Here’s two ideas that can provide a small start for you. Greening isn’t just something you want to do for purely business reasons — it’s something to promote to your customers. Get them involved in it, make them partners in your intiative. It makes a difference in how they perceive your business. What kind of customer wouldn’t love a company that helps take care of the environment? Not one that’s the future of your business, that’s for sure. Anyway, back to the tips:

  • Help your customers learn how to be greener travelers
  • Get smarter about green marketing by taking a good, long look at this green marketing blog
  • Again, that’s a small start — we’ll come back to this topic soon. In the meantime, charge ahead with green. And tell your customers, and get them involved.

    CME Marketing

    Ok, on the surface, this topic is slightly less interesting to the masses than, say, Michael Phelps, blogs, fantasy sports and other topics covered in my prior posts.

    Yet it’s interesting in the sense that it’s an opportunity (and it’s one of my primary responsibilities in my current position). You see, it doesn’t take a good, long look to see that everyone currently does CME marketing pretty much one way. Whether on a direct mail piece or an email, they slap on (in 50 point type) the title of the event, the date, and the location (now called TDL in my lingo). Maybe a sentence or tagline about “What’s in it for me?” from the reader’s perspective. Usually some obscure, odd or conceptual art provides the visual. Then in 10 point type is all the other information — accreditation, agenda, faculty, etc., etc. Then it gets sent out to wherever the list may originate from.

    The opportunity is this: wait a minute, hold on. Before I go there, just let me say I may be weakening my competitive position by sharing this information.
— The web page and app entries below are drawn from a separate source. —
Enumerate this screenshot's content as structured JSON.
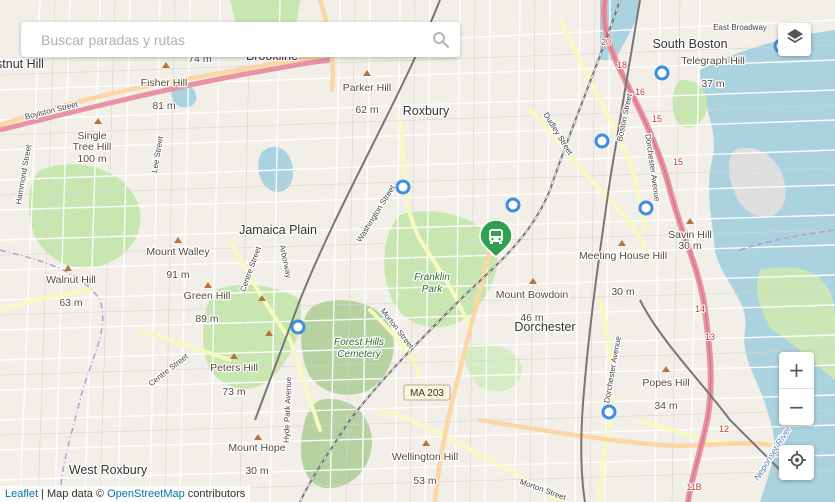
{
  "search": {
    "placeholder": "Buscar paradas y rutas"
  },
  "controls": {
    "layers_icon": "layers-icon",
    "zoom_in_label": "+",
    "zoom_out_label": "−",
    "locate_icon": "locate-icon"
  },
  "attribution": {
    "leaflet": "Leaflet",
    "separator": " | Map data © ",
    "osm": "OpenStreetMap",
    "suffix": " contributors"
  },
  "map_labels": {
    "south_boston": "South Boston",
    "roxbury": "Roxbury",
    "jamaica_plain": "Jamaica Plain",
    "dorchester": "Dorchester",
    "west_roxbury": "West Roxbury",
    "brookline": "Brookline",
    "chestnut_hill": "stnut Hill",
    "east_broadway": "East Broadway",
    "fisher_hill": "Fisher Hill",
    "fisher_hill_elev": "81 m",
    "brookline_elev": "74 m",
    "single_tree_hill_1": "Single",
    "single_tree_hill_2": "Tree Hill",
    "single_tree_hill_elev": "100 m",
    "parker_hill": "Parker Hill",
    "parker_hill_elev": "62 m",
    "telegraph_hill": "Telegraph Hill",
    "telegraph_hill_elev": "37 m",
    "savin_hill": "Savin Hill",
    "savin_hill_elev": "30 m",
    "meeting_house_hill": "Meeting House Hill",
    "meeting_house_hill_elev": "30 m",
    "mount_bowdoin": "Mount Bowdoin",
    "mount_bowdoin_elev": "46 m",
    "popes_hill": "Popes Hill",
    "popes_hill_elev": "34 m",
    "mount_walley": "Mount Walley",
    "mount_walley_elev": "91 m",
    "walnut_hill": "Walnut Hill",
    "walnut_hill_elev": "63 m",
    "green_hill": "Green Hill",
    "green_hill_elev": "89 m",
    "peters_hill": "Peters Hill",
    "peters_hill_elev": "73 m",
    "mount_hope": "Mount Hope",
    "mount_hope_elev": "30 m",
    "wellington_hill": "Wellington Hill",
    "wellington_hill_elev": "53 m",
    "franklin_park_1": "Franklin",
    "franklin_park_2": "Park",
    "forest_hills_1": "Forest Hills",
    "forest_hills_2": "Cemetery",
    "boylston_street": "Boylston Street",
    "hammond_street": "Hammond Street",
    "lee_street": "Lee Street",
    "washington_street": "Washington Street",
    "dudley_street": "Dudley Street",
    "boston_street": "Boston Street",
    "dorchester_avenue_1": "Dorchester Avenue",
    "dorchester_avenue_2": "Dorchester Avenue",
    "arborway": "Arborway",
    "centre_street_1": "Centre Street",
    "centre_street_2": "Centre Street",
    "morton_street_1": "Morton Street",
    "morton_street_2": "Morton Street",
    "hyde_park_avenue": "Hyde Park Avenue",
    "ma_203": "MA 203",
    "neponset_river": "Neponset River",
    "route_20": "20",
    "route_18": "18",
    "route_16": "16",
    "route_15a": "15",
    "route_15b": "15",
    "route_14": "14",
    "route_13": "13",
    "route_12": "12",
    "route_11b": "11B"
  },
  "colors": {
    "land": "#f2efe9",
    "park": "#c8e6b0",
    "water": "#aad3df",
    "highway": "#e892a2",
    "primary": "#fcd6a4",
    "secondary": "#f7fabf",
    "rail": "#777777",
    "stop_ring": "#3d8fe0",
    "selected_marker": "#2ea04f"
  },
  "markers": [
    {
      "type": "bus-stop",
      "name": "bus-stop-1"
    },
    {
      "type": "bus-stop",
      "name": "bus-stop-2"
    },
    {
      "type": "bus-stop",
      "name": "bus-stop-3"
    },
    {
      "type": "bus-stop",
      "name": "bus-stop-4"
    },
    {
      "type": "bus-stop",
      "name": "bus-stop-5"
    },
    {
      "type": "bus-stop",
      "name": "bus-stop-6"
    },
    {
      "type": "bus-stop",
      "name": "bus-stop-7"
    },
    {
      "type": "bus-stop",
      "name": "bus-stop-8"
    }
  ],
  "selected_marker": {
    "icon": "bus-icon"
  }
}
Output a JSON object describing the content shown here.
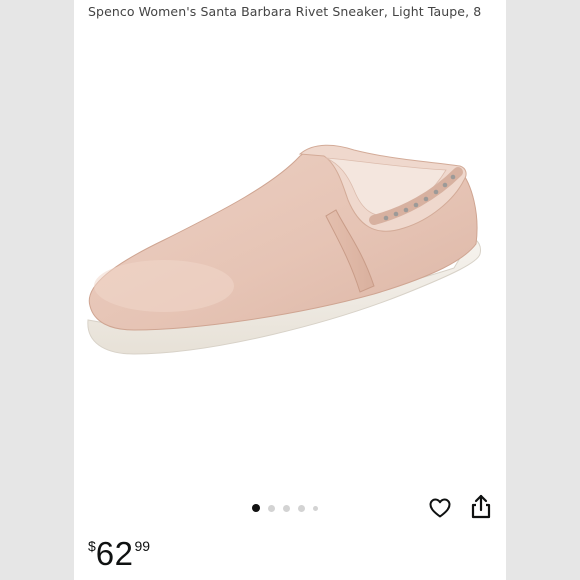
{
  "product": {
    "title": "Spenco Women's Santa Barbara Rivet Sneaker, Light Taupe, 8",
    "image_alt": "light-taupe-slip-on-sneaker"
  },
  "gallery": {
    "dot_count": 5,
    "active_index": 0
  },
  "actions": {
    "favorite_icon": "heart-icon",
    "share_icon": "share-icon"
  },
  "price": {
    "symbol": "$",
    "whole": "62",
    "fraction": "99"
  },
  "colors": {
    "suede": "#e8c9bb",
    "sole": "#f3f0ea",
    "text": "#0f1111"
  }
}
However, if the quality of CME marketing improves, maybe the expectations and perceptions of CME change, attendence goes up for all of us, and the world is a better place (not to mention patient outcomes improve). Ok, so the opportunity is this: like all marketing, CME marketing needs to make a more emotional connection with the target audience. Throwing a big TDL on a brochure is no longer good enough. People are too busy, it costs too much to travel, and there are too many other options (not even local options, but Internet options that are free and just a few clicks away).

    Dare I say, the TDL should be alot less prominent in our messaging. Our message should read and appear more like the marketing that gets our own attention:

  • a headline that addresses a need, question or fear
  • easy bullet points that clearly list benefits of the event/program
  • strong call-to-action and compelling offer (if there is one)
  • Of course, there are other things I think should be done too, but I’m not giving it all away right now. In the next few weeks, I’ll come back to the topic and deliver some more opinion.